■ What you need to do ■
Copy every line of the data below exactly as given, except for the pictures.

■ Recorded data ■

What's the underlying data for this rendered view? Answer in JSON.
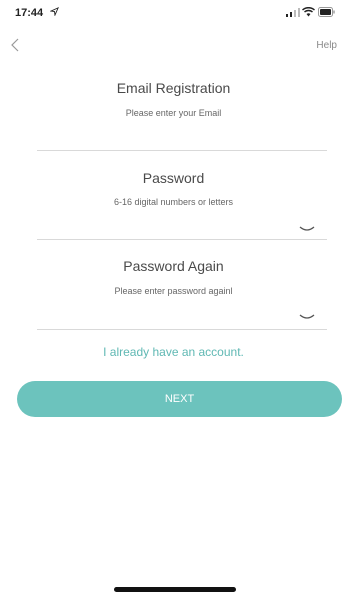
{
  "status_bar": {
    "time": "17:44",
    "icons": [
      "location-arrow-icon",
      "cellular-signal-icon",
      "wifi-icon",
      "battery-icon"
    ]
  },
  "nav": {
    "back_icon": "chevron-left-icon",
    "help_label": "Help"
  },
  "email_section": {
    "title": "Email Registration",
    "hint": "Please enter your Email",
    "value": ""
  },
  "password_section": {
    "title": "Password",
    "hint": "6-16 digital numbers or letters",
    "value": "",
    "toggle_icon": "eye-closed-icon"
  },
  "password_again_section": {
    "title": "Password Again",
    "hint": "Please enter password againl",
    "value": "",
    "toggle_icon": "eye-closed-icon"
  },
  "login_link": "I already have an account.",
  "next_label": "NEXT",
  "colors": {
    "accent": "#6cc3bd",
    "link": "#5fb8b3",
    "text": "#4a4a4a",
    "divider": "#d9d9d9"
  }
}
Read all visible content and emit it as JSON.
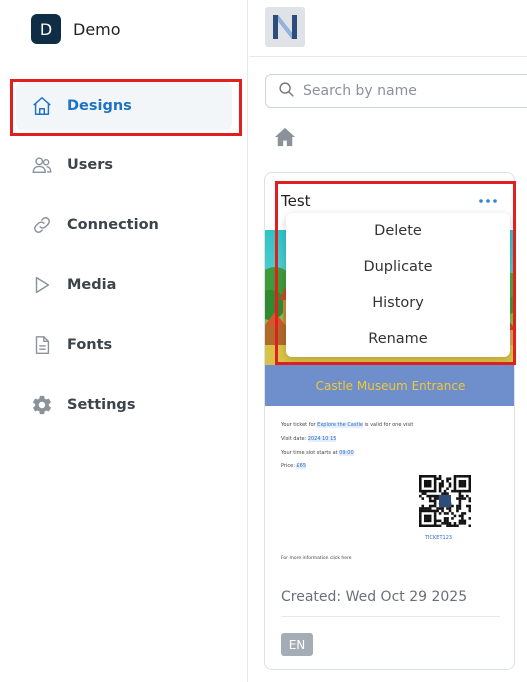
{
  "workspace": {
    "initial": "D",
    "name": "Demo"
  },
  "sidebar": {
    "items": [
      {
        "label": "Designs",
        "icon": "home-icon",
        "active": true
      },
      {
        "label": "Users",
        "icon": "users-icon",
        "active": false
      },
      {
        "label": "Connection",
        "icon": "link-icon",
        "active": false
      },
      {
        "label": "Media",
        "icon": "play-icon",
        "active": false
      },
      {
        "label": "Fonts",
        "icon": "document-icon",
        "active": false
      },
      {
        "label": "Settings",
        "icon": "gear-icon",
        "active": false
      }
    ]
  },
  "search": {
    "placeholder": "Search by name",
    "value": ""
  },
  "card": {
    "title": "Test",
    "banner_text": "Castle Museum Entrance",
    "ticket_lines": [
      [
        "Your ticket for ",
        "Explore the Castle",
        " is valid for one visit"
      ],
      [
        "Visit date: ",
        "2024 10 15",
        ""
      ],
      [
        "Your time slot starts at ",
        "09:00",
        ""
      ],
      [
        "Price: ",
        "£65",
        ""
      ]
    ],
    "ticket_code": "TICKET123",
    "more_info": "For more information click here",
    "created": "Created: Wed Oct 29 2025",
    "language": "EN"
  },
  "menu": {
    "items": [
      "Delete",
      "Duplicate",
      "History",
      "Rename"
    ]
  },
  "colors": {
    "accent": "#1d72c6",
    "highlight_box": "#e01f1f",
    "workspace_avatar": "#0f2d45",
    "banner_bg": "#6f8fcc",
    "banner_text": "#f2c832"
  }
}
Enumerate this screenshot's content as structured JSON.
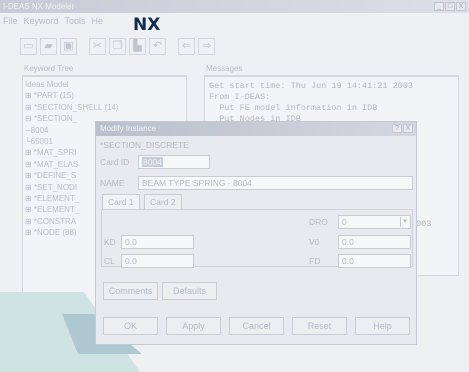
{
  "window": {
    "title": "I-DEAS NX Modeler",
    "buttons": [
      "_",
      "□",
      "X"
    ]
  },
  "menu": [
    "File",
    "Keyword",
    "Tools",
    "He"
  ],
  "logo": "NX",
  "toolbar": {
    "icons": [
      "new-icon",
      "open-icon",
      "save-icon",
      "cut-icon",
      "copy-icon",
      "paste-icon",
      "undo-icon",
      "back-icon",
      "forward-icon"
    ],
    "glyphs": [
      "▭",
      "▰",
      "▣",
      "✂",
      "❐",
      "▙",
      "↶",
      "⇐",
      "⇒"
    ]
  },
  "left_panel": {
    "title": "Keyword Tree",
    "items": [
      "Ideas Model",
      "⊞ *PART (15)",
      "⊞ *SECTION_SHELL (14)",
      "⊟ *SECTION_",
      "   ─8004",
      "   └65001",
      "⊞ *MAT_SPRI",
      "⊞ *MAT_ELAS",
      "⊞ *DEFINE_S",
      "⊞ *SET_NODI",
      "⊞ *ELEMENT_",
      "⊞ *ELEMENT_",
      "⊞ *CONSTRA",
      "⊞ *NODE (88)"
    ]
  },
  "right_panel": {
    "title": "Messages",
    "lines": [
      "Get start time: Thu Jun 19 14:41:21 2003",
      "From I-DEAS:",
      "  Put FE model information in IDB",
      "  Put Nodes in IDB"
    ],
    "extra": "003"
  },
  "dialog": {
    "title": "Modify Instance",
    "title_buttons": [
      "?",
      "X"
    ],
    "section": "*SECTION_DISCRETE",
    "card_id_label": "Card ID",
    "card_id_value": "8004",
    "name_label": "NAME",
    "name_value": "BEAM TYPE SPRING - 8004",
    "tabs": [
      "Card 1",
      "Card 2"
    ],
    "dro_label": "DRO",
    "dro_value": "0",
    "kd_label": "KD",
    "kd_value": "0.0",
    "v0_label": "V0",
    "v0_value": "0.0",
    "cl_label": "CL",
    "cl_value": "0.0",
    "fd_label": "FD",
    "fd_value": "0.0",
    "comments_button": "Comments",
    "defaults_button": "Defaults",
    "ok_button": "OK",
    "apply_button": "Apply",
    "cancel_button": "Cancel",
    "reset_button": "Reset",
    "help_button": "Help"
  }
}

■ Answer below ■
What's the underlying data for this rendered view? Answer in JSON.
{
  "status_bar": {
    "time": "17:44",
    "icons": [
      "location-arrow-icon",
      "cellular-signal-icon",
      "wifi-icon",
      "battery-icon"
    ]
  },
  "nav": {
    "back_icon": "chevron-left-icon",
    "help_label": "Help"
  },
  "email_section": {
    "title": "Email Registration",
    "hint": "Please enter your Email",
    "value": ""
  },
  "password_section": {
    "title": "Password",
    "hint": "6-16 digital numbers or letters",
    "value": "",
    "toggle_icon": "eye-closed-icon"
  },
  "password_again_section": {
    "title": "Password Again",
    "hint": "Please enter password againl",
    "value": "",
    "toggle_icon": "eye-closed-icon"
  },
  "login_link": "I already have an account.",
  "next_label": "NEXT",
  "colors": {
    "accent": "#6cc3bd",
    "link": "#5fb8b3",
    "text": "#4a4a4a",
    "divider": "#d9d9d9"
  }
}
Read all visible content and emit it as JSON.
{
  "workspace": {
    "initial": "D",
    "name": "Demo"
  },
  "sidebar": {
    "items": [
      {
        "label": "Designs",
        "icon": "home-icon",
        "active": true
      },
      {
        "label": "Users",
        "icon": "users-icon",
        "active": false
      },
      {
        "label": "Connection",
        "icon": "link-icon",
        "active": false
      },
      {
        "label": "Media",
        "icon": "play-icon",
        "active": false
      },
      {
        "label": "Fonts",
        "icon": "document-icon",
        "active": false
      },
      {
        "label": "Settings",
        "icon": "gear-icon",
        "active": false
      }
    ]
  },
  "search": {
    "placeholder": "Search by name",
    "value": ""
  },
  "card": {
    "title": "Test",
    "banner_text": "Castle Museum Entrance",
    "ticket_lines": [
      [
        "Your ticket for ",
        "Explore the Castle",
        " is valid for one visit"
      ],
      [
        "Visit date: ",
        "2024 10 15",
        ""
      ],
      [
        "Your time slot starts at ",
        "09:00",
        ""
      ],
      [
        "Price: ",
        "£65",
        ""
      ]
    ],
    "ticket_code": "TICKET123",
    "more_info": "For more information click here",
    "created": "Created: Wed Oct 29 2025",
    "language": "EN"
  },
  "menu": {
    "items": [
      "Delete",
      "Duplicate",
      "History",
      "Rename"
    ]
  },
  "colors": {
    "accent": "#1d72c6",
    "highlight_box": "#e01f1f",
    "workspace_avatar": "#0f2d45",
    "banner_bg": "#6f8fcc",
    "banner_text": "#f2c832"
  }
}
Enumerate this screenshot's content as structured JSON.
{
  "window": {
    "title": "I-DEAS NX Modeler",
    "buttons": [
      "_",
      "□",
      "X"
    ]
  },
  "menu": [
    "File",
    "Keyword",
    "Tools",
    "He"
  ],
  "logo": "NX",
  "toolbar": {
    "icons": [
      "new-icon",
      "open-icon",
      "save-icon",
      "cut-icon",
      "copy-icon",
      "paste-icon",
      "undo-icon",
      "back-icon",
      "forward-icon"
    ],
    "glyphs": [
      "▭",
      "▰",
      "▣",
      "✂",
      "❐",
      "▙",
      "↶",
      "⇐",
      "⇒"
    ]
  },
  "left_panel": {
    "title": "Keyword Tree",
    "items": [
      "Ideas Model",
      "⊞ *PART (15)",
      "⊞ *SECTION_SHELL (14)",
      "⊟ *SECTION_",
      "   ─8004",
      "   └65001",
      "⊞ *MAT_SPRI",
      "⊞ *MAT_ELAS",
      "⊞ *DEFINE_S",
      "⊞ *SET_NODI",
      "⊞ *ELEMENT_",
      "⊞ *ELEMENT_",
      "⊞ *CONSTRA",
      "⊞ *NODE (88)"
    ]
  },
  "right_panel": {
    "title": "Messages",
    "lines": [
      "Get start time: Thu Jun 19 14:41:21 2003",
      "From I-DEAS:",
      "  Put FE model information in IDB",
      "  Put Nodes in IDB"
    ],
    "extra": "003"
  },
  "dialog": {
    "title": "Modify Instance",
    "title_buttons": [
      "?",
      "X"
    ],
    "section": "*SECTION_DISCRETE",
    "card_id_label": "Card ID",
    "card_id_value": "8004",
    "name_label": "NAME",
    "name_value": "BEAM TYPE SPRING - 8004",
    "tabs": [
      "Card 1",
      "Card 2"
    ],
    "dro_label": "DRO",
    "dro_value": "0",
    "kd_label": "KD",
    "kd_value": "0.0",
    "v0_label": "V0",
    "v0_value": "0.0",
    "cl_label": "CL",
    "cl_value": "0.0",
    "fd_label": "FD",
    "fd_value": "0.0",
    "comments_button": "Comments",
    "defaults_button": "Defaults",
    "ok_button": "OK",
    "apply_button": "Apply",
    "cancel_button": "Cancel",
    "reset_button": "Reset",
    "help_button": "Help"
  }
}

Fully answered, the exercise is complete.